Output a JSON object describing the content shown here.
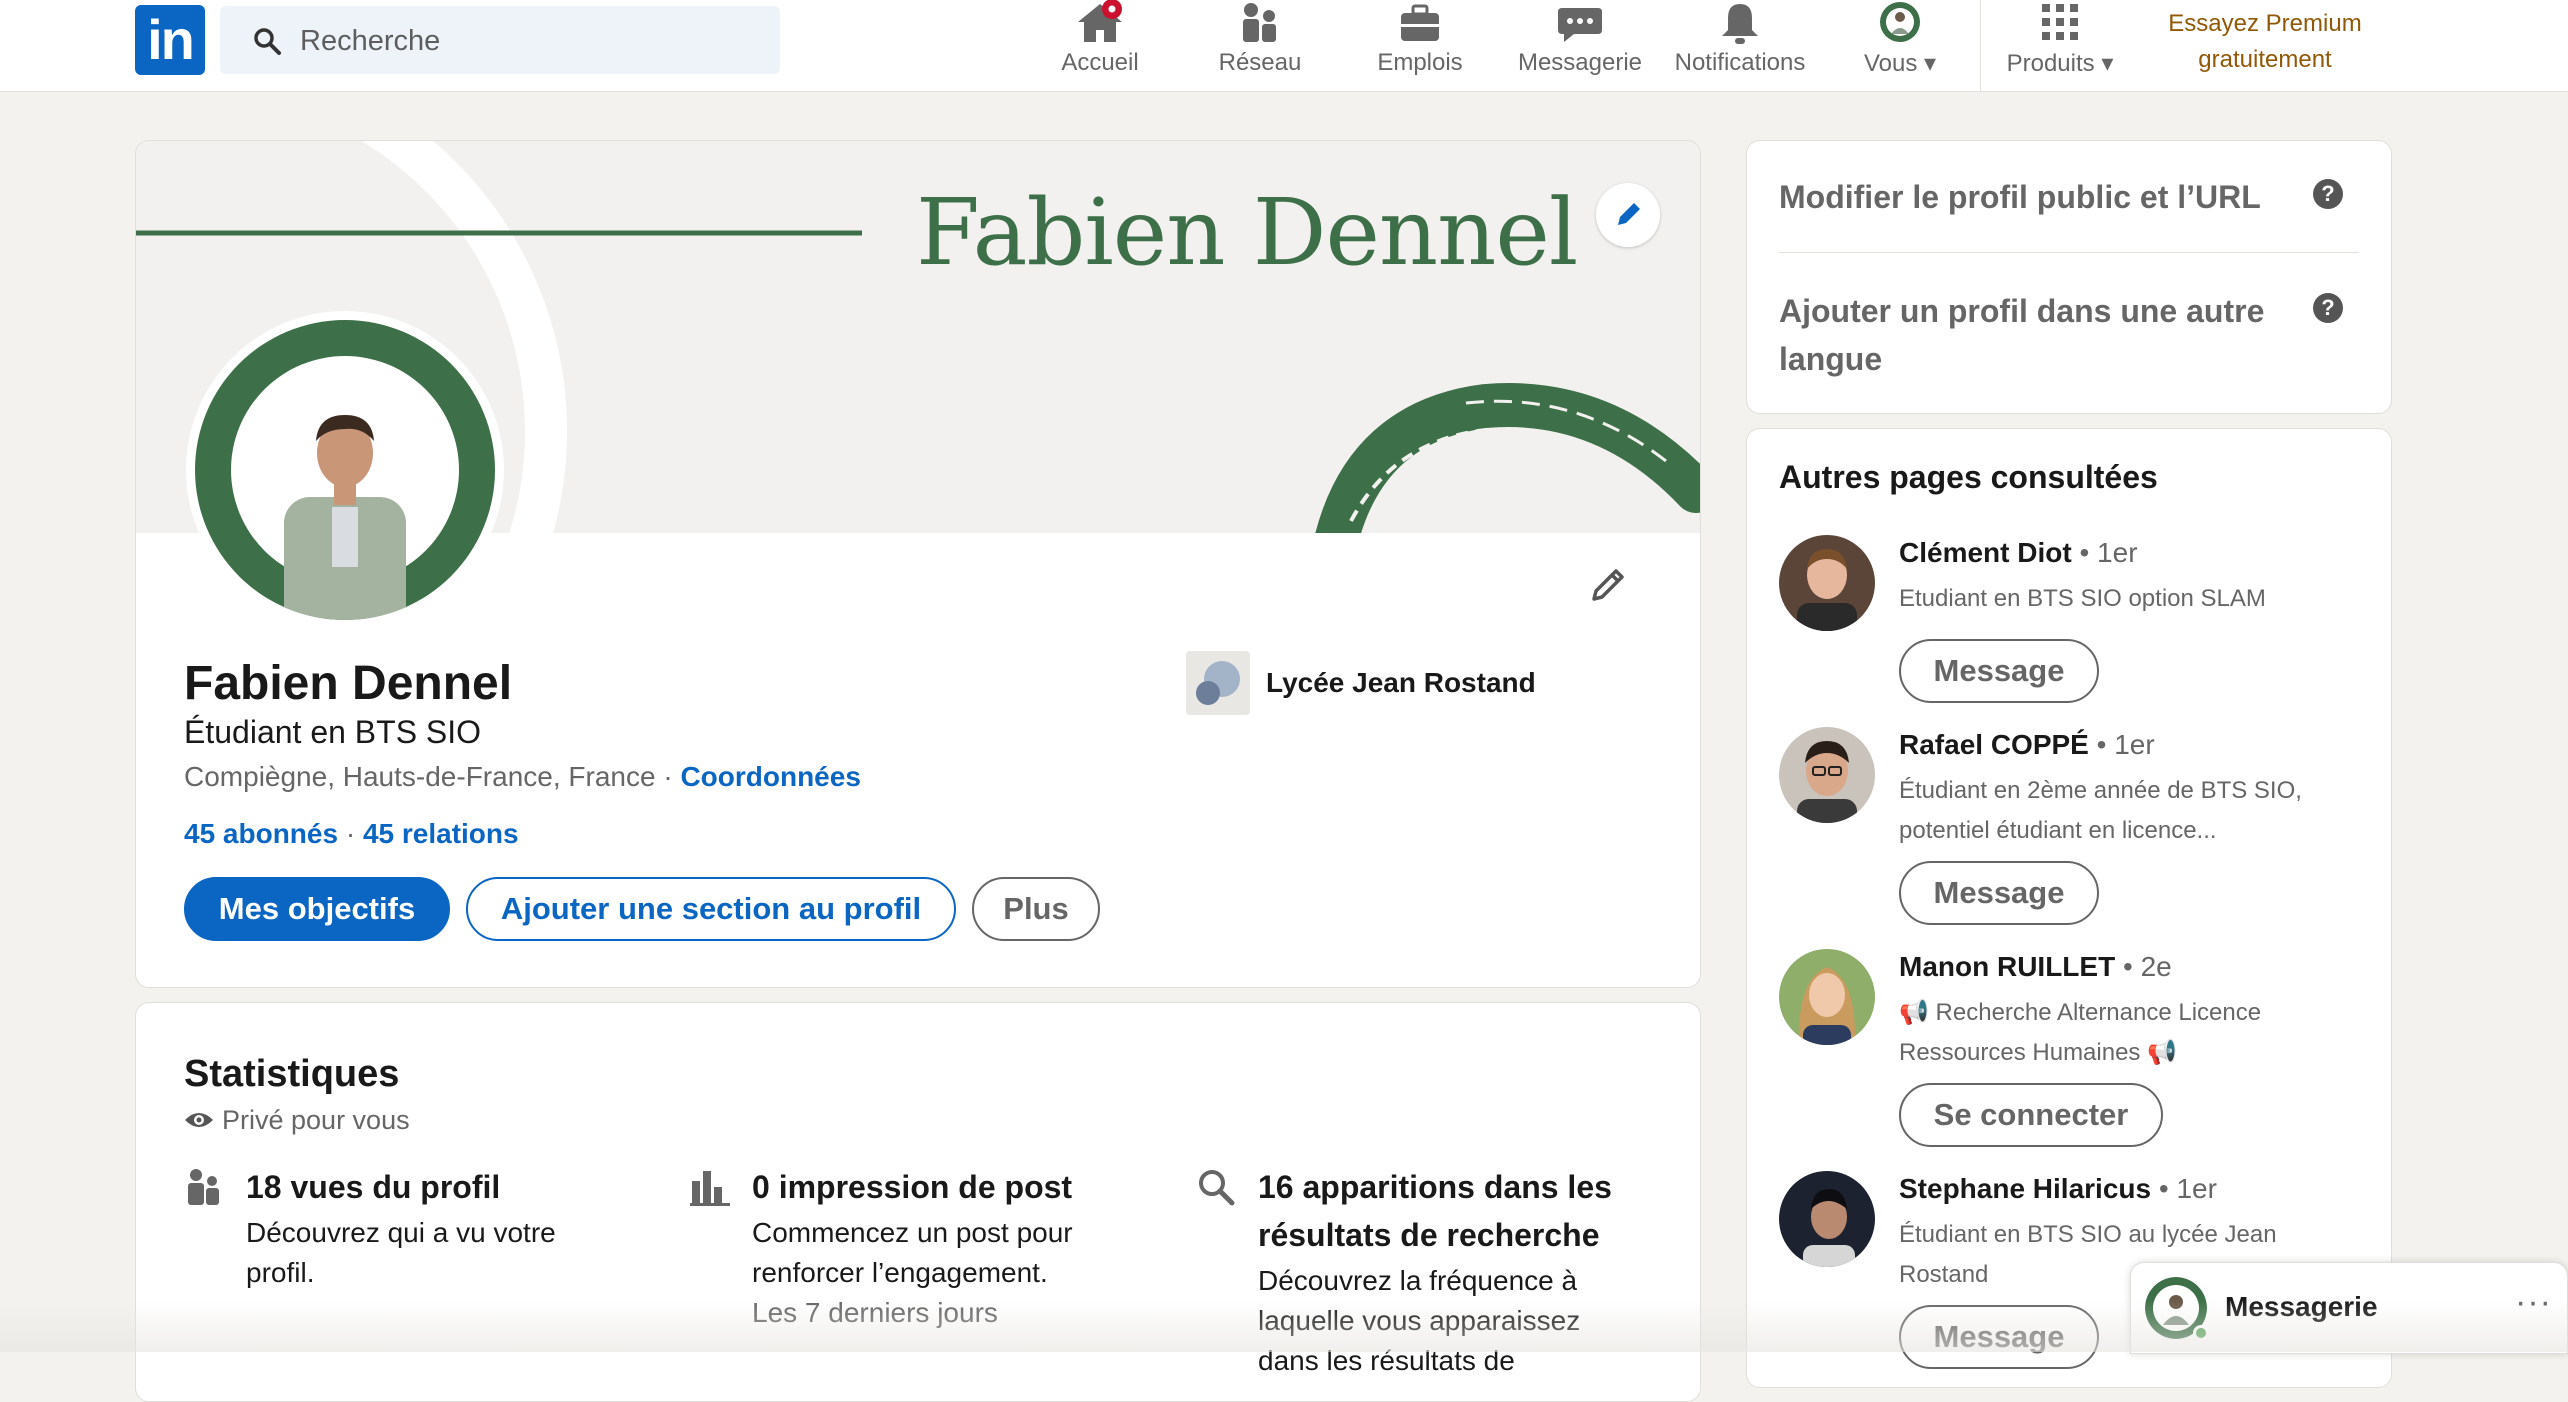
{
  "nav": {
    "logo_text": "in",
    "search_placeholder": "Recherche",
    "items": [
      {
        "label": "Accueil",
        "icon": "home-icon"
      },
      {
        "label": "Réseau",
        "icon": "network-icon"
      },
      {
        "label": "Emplois",
        "icon": "briefcase-icon"
      },
      {
        "label": "Messagerie",
        "icon": "chat-icon"
      },
      {
        "label": "Notifications",
        "icon": "bell-icon"
      },
      {
        "label": "Vous",
        "icon": "avatar-icon"
      },
      {
        "label": "Produits",
        "icon": "grid-icon"
      }
    ],
    "premium_line1": "Essayez Premium",
    "premium_line2": "gratuitement"
  },
  "profile": {
    "banner_name": "Fabien Dennel",
    "name": "Fabien Dennel",
    "headline": "Étudiant en BTS SIO",
    "location": "Compiègne, Hauts-de-France, France",
    "location_sep": " · ",
    "contact_link": "Coordonnées",
    "followers": "45 abonnés",
    "connections_sep": " · ",
    "connections": "45 relations",
    "school": "Lycée Jean Rostand",
    "buttons": {
      "goals": "Mes objectifs",
      "add_section": "Ajouter une section au profil",
      "more": "Plus"
    }
  },
  "stats": {
    "title": "Statistiques",
    "private": "Privé pour vous",
    "items": [
      {
        "title": "18 vues du profil",
        "desc1": "Découvrez qui a vu votre",
        "desc2": "profil."
      },
      {
        "title": "0 impression de post",
        "desc1": "Commencez un post pour",
        "desc2": "renforcer l’engagement.",
        "sub": "Les 7 derniers jours"
      },
      {
        "title1": "16 apparitions dans les",
        "title2": "résultats de recherche",
        "desc1": "Découvrez la fréquence à",
        "desc2": "laquelle vous apparaissez",
        "desc3": "dans les résultats de"
      }
    ]
  },
  "sidebar": {
    "public_profile": "Modifier le profil public et l’URL",
    "other_lang_1": "Ajouter un profil dans une autre",
    "other_lang_2": "langue",
    "help_glyph": "?"
  },
  "people": {
    "title": "Autres pages consultées",
    "list": [
      {
        "name": "Clément Diot",
        "degree": " • 1er",
        "desc1": "Etudiant en BTS SIO option SLAM",
        "desc2": "",
        "button": "Message"
      },
      {
        "name": "Rafael COPPÉ",
        "degree": " • 1er",
        "desc1": "Étudiant en 2ème année de BTS SIO,",
        "desc2": "potentiel étudiant en licence...",
        "button": "Message"
      },
      {
        "name": "Manon RUILLET",
        "degree": " • 2e",
        "desc1": "📢 Recherche Alternance Licence",
        "desc2": "Ressources Humaines 📢",
        "button": "Se connecter"
      },
      {
        "name": "Stephane Hilaricus",
        "degree": " • 1er",
        "desc1": "Étudiant en BTS SIO au lycée Jean",
        "desc2": "Rostand",
        "button": "Message"
      }
    ]
  },
  "messaging": {
    "title": "Messagerie",
    "more": "···"
  },
  "colors": {
    "brand": "#0a66c2",
    "banner_green": "#3d7048",
    "premium": "#915907",
    "notification_badge": "#cb112d"
  }
}
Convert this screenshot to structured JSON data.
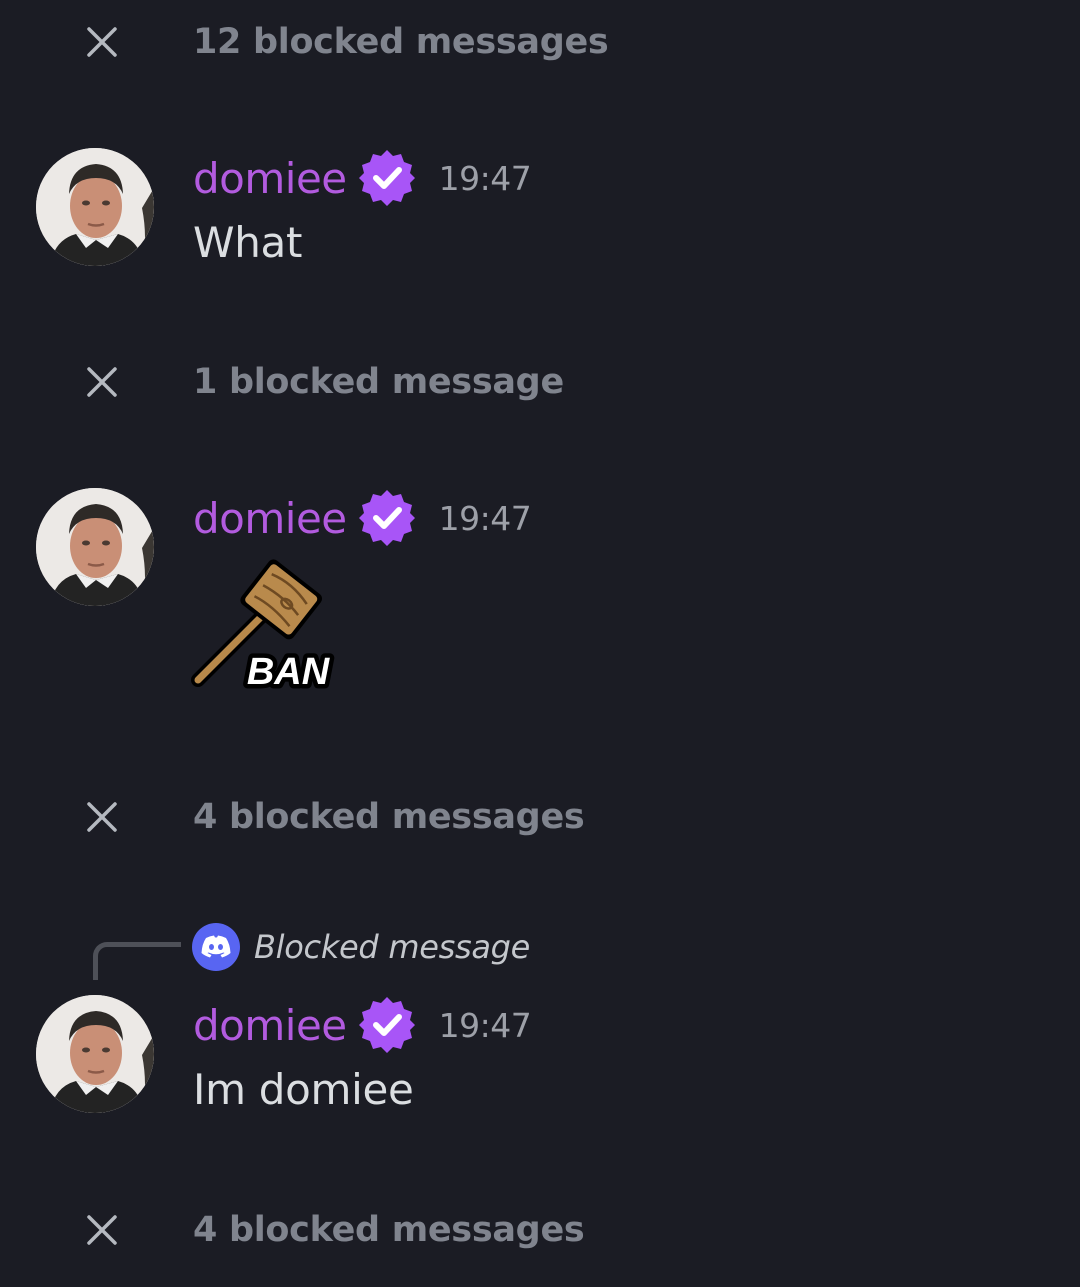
{
  "chat": {
    "blocked_1": {
      "label": "12 blocked messages",
      "icon": "close-icon"
    },
    "message_1": {
      "username": "domiee",
      "verified_icon": "verified-badge-icon",
      "timestamp": "19:47",
      "text": "What"
    },
    "blocked_2": {
      "label": "1 blocked message",
      "icon": "close-icon"
    },
    "message_2": {
      "username": "domiee",
      "verified_icon": "verified-badge-icon",
      "timestamp": "19:47",
      "sticker": {
        "name": "ban-hammer-sticker",
        "text": "BAN"
      }
    },
    "blocked_3": {
      "label": "4 blocked messages",
      "icon": "close-icon"
    },
    "message_3": {
      "reply": {
        "icon": "discord-icon",
        "text": "Blocked message"
      },
      "username": "domiee",
      "verified_icon": "verified-badge-icon",
      "timestamp": "19:47",
      "text": "Im domiee"
    },
    "blocked_4": {
      "label": "4 blocked messages",
      "icon": "close-icon"
    }
  },
  "colors": {
    "background": "#1b1c24",
    "username": "#b25bdf",
    "verified_badge": "#a855f7",
    "blocked_text": "#80848e",
    "message_text": "#dbdee1",
    "timestamp": "#9da0a8",
    "discord_blurple": "#5865f2"
  }
}
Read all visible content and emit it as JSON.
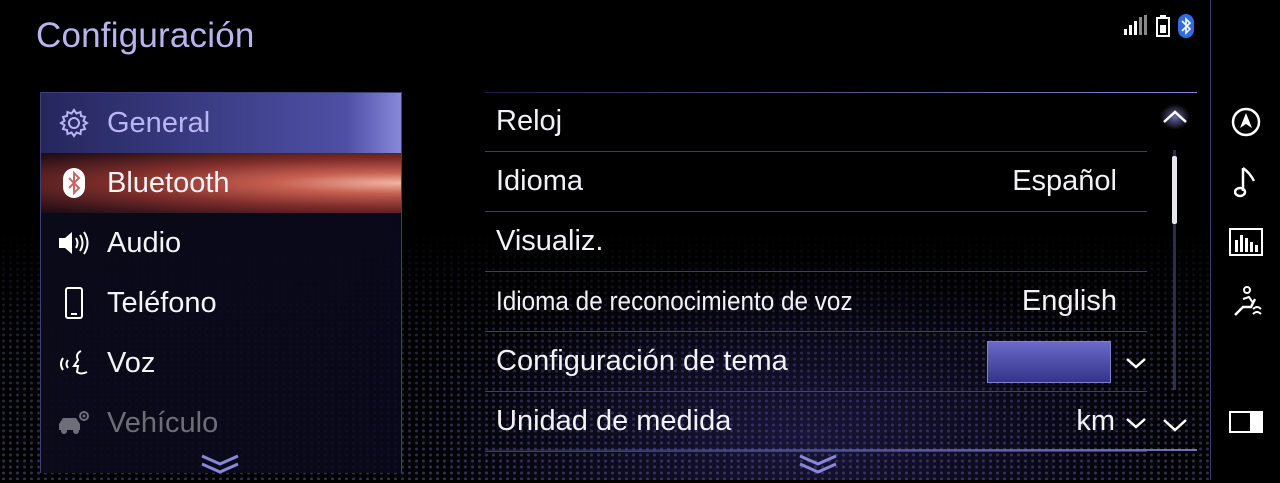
{
  "header": {
    "title": "Configuración",
    "status_icons": [
      "signal-icon",
      "battery-icon",
      "bluetooth-icon"
    ]
  },
  "menu": {
    "items": [
      {
        "label": "General",
        "icon": "gear-icon",
        "state": "selected"
      },
      {
        "label": "Bluetooth",
        "icon": "bluetooth-icon",
        "state": "focused"
      },
      {
        "label": "Audio",
        "icon": "speaker-icon",
        "state": "normal"
      },
      {
        "label": "Teléfono",
        "icon": "phone-icon",
        "state": "normal"
      },
      {
        "label": "Voz",
        "icon": "voice-icon",
        "state": "normal"
      },
      {
        "label": "Vehículo",
        "icon": "vehicle-settings-icon",
        "state": "disabled"
      }
    ],
    "more_indicator": "double-chevron-down-icon"
  },
  "settings": {
    "rows": [
      {
        "label": "Reloj",
        "value": ""
      },
      {
        "label": "Idioma",
        "value": "Español"
      },
      {
        "label": "Visualiz.",
        "value": ""
      },
      {
        "label": "Idioma de reconocimiento de voz",
        "value": "English"
      },
      {
        "label": "Configuración de tema",
        "value": ""
      },
      {
        "label": "Unidad de medida",
        "value": "km"
      }
    ],
    "theme_swatch_color": "#4a4aa8"
  },
  "sidebar": {
    "buttons": [
      "navigation-icon",
      "music-note-icon",
      "equalizer-icon",
      "climate-seat-icon",
      "display-toggle-icon"
    ]
  },
  "colors": {
    "accent": "#b9b4ee",
    "focus_glow": "#e06a55",
    "divider": "#6e70be"
  }
}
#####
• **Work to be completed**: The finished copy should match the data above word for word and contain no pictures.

• **Finished task**:
Output a JSON object describing the content shown here.
{
  "nav": {
    "logo_text": "in",
    "search_placeholder": "Recherche",
    "items": [
      {
        "label": "Accueil",
        "icon": "home-icon"
      },
      {
        "label": "Réseau",
        "icon": "network-icon"
      },
      {
        "label": "Emplois",
        "icon": "briefcase-icon"
      },
      {
        "label": "Messagerie",
        "icon": "chat-icon"
      },
      {
        "label": "Notifications",
        "icon": "bell-icon"
      },
      {
        "label": "Vous",
        "icon": "avatar-icon"
      },
      {
        "label": "Produits",
        "icon": "grid-icon"
      }
    ],
    "premium_line1": "Essayez Premium",
    "premium_line2": "gratuitement"
  },
  "profile": {
    "banner_name": "Fabien Dennel",
    "name": "Fabien Dennel",
    "headline": "Étudiant en BTS SIO",
    "location": "Compiègne, Hauts-de-France, France",
    "location_sep": " · ",
    "contact_link": "Coordonnées",
    "followers": "45 abonnés",
    "connections_sep": " · ",
    "connections": "45 relations",
    "school": "Lycée Jean Rostand",
    "buttons": {
      "goals": "Mes objectifs",
      "add_section": "Ajouter une section au profil",
      "more": "Plus"
    }
  },
  "stats": {
    "title": "Statistiques",
    "private": "Privé pour vous",
    "items": [
      {
        "title": "18 vues du profil",
        "desc1": "Découvrez qui a vu votre",
        "desc2": "profil."
      },
      {
        "title": "0 impression de post",
        "desc1": "Commencez un post pour",
        "desc2": "renforcer l’engagement.",
        "sub": "Les 7 derniers jours"
      },
      {
        "title1": "16 apparitions dans les",
        "title2": "résultats de recherche",
        "desc1": "Découvrez la fréquence à",
        "desc2": "laquelle vous apparaissez",
        "desc3": "dans les résultats de"
      }
    ]
  },
  "sidebar": {
    "public_profile": "Modifier le profil public et l’URL",
    "other_lang_1": "Ajouter un profil dans une autre",
    "other_lang_2": "langue",
    "help_glyph": "?"
  },
  "people": {
    "title": "Autres pages consultées",
    "list": [
      {
        "name": "Clément Diot",
        "degree": " • 1er",
        "desc1": "Etudiant en BTS SIO option SLAM",
        "desc2": "",
        "button": "Message"
      },
      {
        "name": "Rafael COPPÉ",
        "degree": " • 1er",
        "desc1": "Étudiant en 2ème année de BTS SIO,",
        "desc2": "potentiel étudiant en licence...",
        "button": "Message"
      },
      {
        "name": "Manon RUILLET",
        "degree": " • 2e",
        "desc1": "📢 Recherche Alternance Licence",
        "desc2": "Ressources Humaines 📢",
        "button": "Se connecter"
      },
      {
        "name": "Stephane Hilaricus",
        "degree": " • 1er",
        "desc1": "Étudiant en BTS SIO au lycée Jean",
        "desc2": "Rostand",
        "button": "Message"
      }
    ]
  },
  "messaging": {
    "title": "Messagerie",
    "more": "···"
  },
  "colors": {
    "brand": "#0a66c2",
    "banner_green": "#3d7048",
    "premium": "#915907",
    "notification_badge": "#cb112d"
  }
}
Convert this screenshot to structured JSON data.
{
  "chat": {
    "blocked_1": {
      "label": "12 blocked messages",
      "icon": "close-icon"
    },
    "message_1": {
      "username": "domiee",
      "verified_icon": "verified-badge-icon",
      "timestamp": "19:47",
      "text": "What"
    },
    "blocked_2": {
      "label": "1 blocked message",
      "icon": "close-icon"
    },
    "message_2": {
      "username": "domiee",
      "verified_icon": "verified-badge-icon",
      "timestamp": "19:47",
      "sticker": {
        "name": "ban-hammer-sticker",
        "text": "BAN"
      }
    },
    "blocked_3": {
      "label": "4 blocked messages",
      "icon": "close-icon"
    },
    "message_3": {
      "reply": {
        "icon": "discord-icon",
        "text": "Blocked message"
      },
      "username": "domiee",
      "verified_icon": "verified-badge-icon",
      "timestamp": "19:47",
      "text": "Im domiee"
    },
    "blocked_4": {
      "label": "4 blocked messages",
      "icon": "close-icon"
    }
  },
  "colors": {
    "background": "#1b1c24",
    "username": "#b25bdf",
    "verified_badge": "#a855f7",
    "blocked_text": "#80848e",
    "message_text": "#dbdee1",
    "timestamp": "#9da0a8",
    "discord_blurple": "#5865f2"
  }
}
Read all visible content and emit it as JSON.
{
  "header": {
    "title": "Configuración",
    "status_icons": [
      "signal-icon",
      "battery-icon",
      "bluetooth-icon"
    ]
  },
  "menu": {
    "items": [
      {
        "label": "General",
        "icon": "gear-icon",
        "state": "selected"
      },
      {
        "label": "Bluetooth",
        "icon": "bluetooth-icon",
        "state": "focused"
      },
      {
        "label": "Audio",
        "icon": "speaker-icon",
        "state": "normal"
      },
      {
        "label": "Teléfono",
        "icon": "phone-icon",
        "state": "normal"
      },
      {
        "label": "Voz",
        "icon": "voice-icon",
        "state": "normal"
      },
      {
        "label": "Vehículo",
        "icon": "vehicle-settings-icon",
        "state": "disabled"
      }
    ],
    "more_indicator": "double-chevron-down-icon"
  },
  "settings": {
    "rows": [
      {
        "label": "Reloj",
        "value": ""
      },
      {
        "label": "Idioma",
        "value": "Español"
      },
      {
        "label": "Visualiz.",
        "value": ""
      },
      {
        "label": "Idioma de reconocimiento de voz",
        "value": "English"
      },
      {
        "label": "Configuración de tema",
        "value": ""
      },
      {
        "label": "Unidad de medida",
        "value": "km"
      }
    ],
    "theme_swatch_color": "#4a4aa8"
  },
  "sidebar": {
    "buttons": [
      "navigation-icon",
      "music-note-icon",
      "equalizer-icon",
      "climate-seat-icon",
      "display-toggle-icon"
    ]
  },
  "colors": {
    "accent": "#b9b4ee",
    "focus_glow": "#e06a55",
    "divider": "#6e70be"
  }
}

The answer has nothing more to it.